WHAT IS NEEDED: Note each line of the entries that includes "error". Then copy those lines.

Data items:
##############################
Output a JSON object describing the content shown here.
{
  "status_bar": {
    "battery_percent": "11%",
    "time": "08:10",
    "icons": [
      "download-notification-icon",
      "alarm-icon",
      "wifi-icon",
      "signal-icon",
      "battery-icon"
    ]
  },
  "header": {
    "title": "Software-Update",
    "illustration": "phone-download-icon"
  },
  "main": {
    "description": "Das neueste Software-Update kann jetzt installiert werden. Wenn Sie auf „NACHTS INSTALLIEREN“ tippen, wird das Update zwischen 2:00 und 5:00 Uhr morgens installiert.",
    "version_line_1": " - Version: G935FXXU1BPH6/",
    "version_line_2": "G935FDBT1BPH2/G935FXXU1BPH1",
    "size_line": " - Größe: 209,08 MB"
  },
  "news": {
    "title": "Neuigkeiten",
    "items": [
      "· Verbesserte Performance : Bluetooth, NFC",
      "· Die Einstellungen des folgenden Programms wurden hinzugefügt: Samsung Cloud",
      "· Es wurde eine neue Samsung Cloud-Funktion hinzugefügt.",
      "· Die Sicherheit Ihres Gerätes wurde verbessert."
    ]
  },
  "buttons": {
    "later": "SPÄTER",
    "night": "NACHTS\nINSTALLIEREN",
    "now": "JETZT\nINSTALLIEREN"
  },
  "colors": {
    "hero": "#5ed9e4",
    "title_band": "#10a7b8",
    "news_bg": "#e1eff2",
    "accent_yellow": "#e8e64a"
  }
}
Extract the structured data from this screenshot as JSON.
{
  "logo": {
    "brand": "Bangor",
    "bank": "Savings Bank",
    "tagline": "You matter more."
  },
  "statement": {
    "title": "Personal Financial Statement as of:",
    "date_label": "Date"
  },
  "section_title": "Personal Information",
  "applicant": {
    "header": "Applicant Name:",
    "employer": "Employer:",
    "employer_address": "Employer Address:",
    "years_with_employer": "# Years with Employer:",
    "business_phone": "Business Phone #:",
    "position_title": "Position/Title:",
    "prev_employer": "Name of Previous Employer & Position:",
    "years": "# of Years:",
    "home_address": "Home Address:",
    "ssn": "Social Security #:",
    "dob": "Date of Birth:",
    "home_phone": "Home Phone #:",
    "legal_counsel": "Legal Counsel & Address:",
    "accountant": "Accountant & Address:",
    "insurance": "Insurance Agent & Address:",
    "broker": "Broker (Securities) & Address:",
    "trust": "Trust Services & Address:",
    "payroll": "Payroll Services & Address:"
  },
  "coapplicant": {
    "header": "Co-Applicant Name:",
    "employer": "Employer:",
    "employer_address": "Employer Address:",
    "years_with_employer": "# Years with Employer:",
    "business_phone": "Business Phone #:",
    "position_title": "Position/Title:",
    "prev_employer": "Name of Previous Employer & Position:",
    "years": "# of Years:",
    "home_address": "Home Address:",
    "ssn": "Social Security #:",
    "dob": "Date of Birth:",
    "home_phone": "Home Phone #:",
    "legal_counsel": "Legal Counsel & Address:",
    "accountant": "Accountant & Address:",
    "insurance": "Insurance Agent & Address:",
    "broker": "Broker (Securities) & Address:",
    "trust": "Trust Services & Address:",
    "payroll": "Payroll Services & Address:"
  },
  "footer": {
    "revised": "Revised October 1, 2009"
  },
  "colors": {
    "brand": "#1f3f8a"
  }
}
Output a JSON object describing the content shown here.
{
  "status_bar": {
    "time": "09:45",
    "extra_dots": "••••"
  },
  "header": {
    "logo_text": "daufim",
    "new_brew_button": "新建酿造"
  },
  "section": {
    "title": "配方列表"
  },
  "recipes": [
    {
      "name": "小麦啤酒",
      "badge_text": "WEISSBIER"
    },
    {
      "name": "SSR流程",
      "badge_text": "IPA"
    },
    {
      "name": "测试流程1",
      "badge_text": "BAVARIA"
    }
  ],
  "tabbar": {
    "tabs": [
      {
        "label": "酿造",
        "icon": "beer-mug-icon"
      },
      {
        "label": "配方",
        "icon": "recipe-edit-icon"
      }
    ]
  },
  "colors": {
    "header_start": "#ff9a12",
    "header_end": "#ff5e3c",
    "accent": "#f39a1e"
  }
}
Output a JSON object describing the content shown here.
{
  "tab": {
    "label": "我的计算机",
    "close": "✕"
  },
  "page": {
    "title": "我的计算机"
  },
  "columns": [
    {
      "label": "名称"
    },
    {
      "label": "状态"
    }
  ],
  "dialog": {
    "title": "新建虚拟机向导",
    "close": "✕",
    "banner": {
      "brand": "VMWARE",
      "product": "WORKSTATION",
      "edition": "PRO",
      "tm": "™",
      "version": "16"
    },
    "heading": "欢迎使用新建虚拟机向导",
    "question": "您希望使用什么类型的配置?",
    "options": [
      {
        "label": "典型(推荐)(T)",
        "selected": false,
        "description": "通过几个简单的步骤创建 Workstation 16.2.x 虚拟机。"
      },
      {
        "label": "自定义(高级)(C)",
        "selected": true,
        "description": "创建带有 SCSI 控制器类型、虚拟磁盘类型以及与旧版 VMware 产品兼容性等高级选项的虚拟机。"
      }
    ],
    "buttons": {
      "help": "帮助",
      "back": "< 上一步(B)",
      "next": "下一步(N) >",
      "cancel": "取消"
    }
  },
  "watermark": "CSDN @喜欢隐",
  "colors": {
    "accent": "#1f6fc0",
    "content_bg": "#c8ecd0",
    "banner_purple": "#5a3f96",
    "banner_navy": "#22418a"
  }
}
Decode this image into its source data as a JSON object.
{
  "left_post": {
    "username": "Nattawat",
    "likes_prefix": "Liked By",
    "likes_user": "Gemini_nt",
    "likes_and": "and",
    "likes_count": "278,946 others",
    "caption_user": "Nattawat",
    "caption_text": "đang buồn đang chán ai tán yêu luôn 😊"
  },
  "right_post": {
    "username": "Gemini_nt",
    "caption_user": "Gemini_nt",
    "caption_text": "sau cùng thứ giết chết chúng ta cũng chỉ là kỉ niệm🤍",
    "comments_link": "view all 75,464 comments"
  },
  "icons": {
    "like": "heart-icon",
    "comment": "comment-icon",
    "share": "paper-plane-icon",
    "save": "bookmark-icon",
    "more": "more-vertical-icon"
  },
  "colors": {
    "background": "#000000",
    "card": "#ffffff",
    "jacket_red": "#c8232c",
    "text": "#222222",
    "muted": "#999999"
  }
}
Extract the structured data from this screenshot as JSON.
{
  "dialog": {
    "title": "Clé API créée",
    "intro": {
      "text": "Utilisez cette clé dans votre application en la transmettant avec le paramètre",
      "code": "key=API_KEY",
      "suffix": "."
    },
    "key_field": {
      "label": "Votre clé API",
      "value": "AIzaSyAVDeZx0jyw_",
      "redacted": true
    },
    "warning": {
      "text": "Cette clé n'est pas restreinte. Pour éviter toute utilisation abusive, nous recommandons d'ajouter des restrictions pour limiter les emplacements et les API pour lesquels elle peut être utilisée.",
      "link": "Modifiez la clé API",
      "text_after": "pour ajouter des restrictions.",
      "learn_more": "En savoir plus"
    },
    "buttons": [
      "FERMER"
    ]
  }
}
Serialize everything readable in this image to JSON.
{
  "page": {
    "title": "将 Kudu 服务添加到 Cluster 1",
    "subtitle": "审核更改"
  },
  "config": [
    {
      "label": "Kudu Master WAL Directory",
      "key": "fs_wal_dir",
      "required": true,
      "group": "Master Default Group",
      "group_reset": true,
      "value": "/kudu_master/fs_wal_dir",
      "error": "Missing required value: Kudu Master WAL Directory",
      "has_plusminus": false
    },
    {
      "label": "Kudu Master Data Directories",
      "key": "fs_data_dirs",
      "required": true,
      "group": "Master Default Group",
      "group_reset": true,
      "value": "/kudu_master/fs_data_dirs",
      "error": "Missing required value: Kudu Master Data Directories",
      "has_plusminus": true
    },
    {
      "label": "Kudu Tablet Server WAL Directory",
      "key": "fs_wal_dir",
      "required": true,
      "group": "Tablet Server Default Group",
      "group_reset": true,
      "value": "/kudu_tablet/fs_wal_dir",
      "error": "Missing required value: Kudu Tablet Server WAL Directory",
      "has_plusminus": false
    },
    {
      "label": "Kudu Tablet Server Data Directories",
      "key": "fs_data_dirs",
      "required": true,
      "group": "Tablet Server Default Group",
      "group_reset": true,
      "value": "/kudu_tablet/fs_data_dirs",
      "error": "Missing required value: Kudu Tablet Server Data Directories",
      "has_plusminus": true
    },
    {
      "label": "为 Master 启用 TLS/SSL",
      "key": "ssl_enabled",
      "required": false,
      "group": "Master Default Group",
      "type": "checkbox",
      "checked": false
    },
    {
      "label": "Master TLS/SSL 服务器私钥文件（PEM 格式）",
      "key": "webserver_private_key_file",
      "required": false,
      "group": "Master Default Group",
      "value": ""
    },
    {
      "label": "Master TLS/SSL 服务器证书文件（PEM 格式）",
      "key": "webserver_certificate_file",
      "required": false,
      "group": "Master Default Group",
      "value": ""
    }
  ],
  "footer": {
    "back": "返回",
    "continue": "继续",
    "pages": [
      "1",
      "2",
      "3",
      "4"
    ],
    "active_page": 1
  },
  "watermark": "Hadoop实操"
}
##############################
SOLUTION:
      "error": "Missing required value: Kudu Master WAL Directory",
      "error": "Missing required value: Kudu Master Data Directories",
      "error": "Missing required value: Kudu Tablet Server WAL Directory",
      "error": "Missing required value: Kudu Tablet Server Data Directories",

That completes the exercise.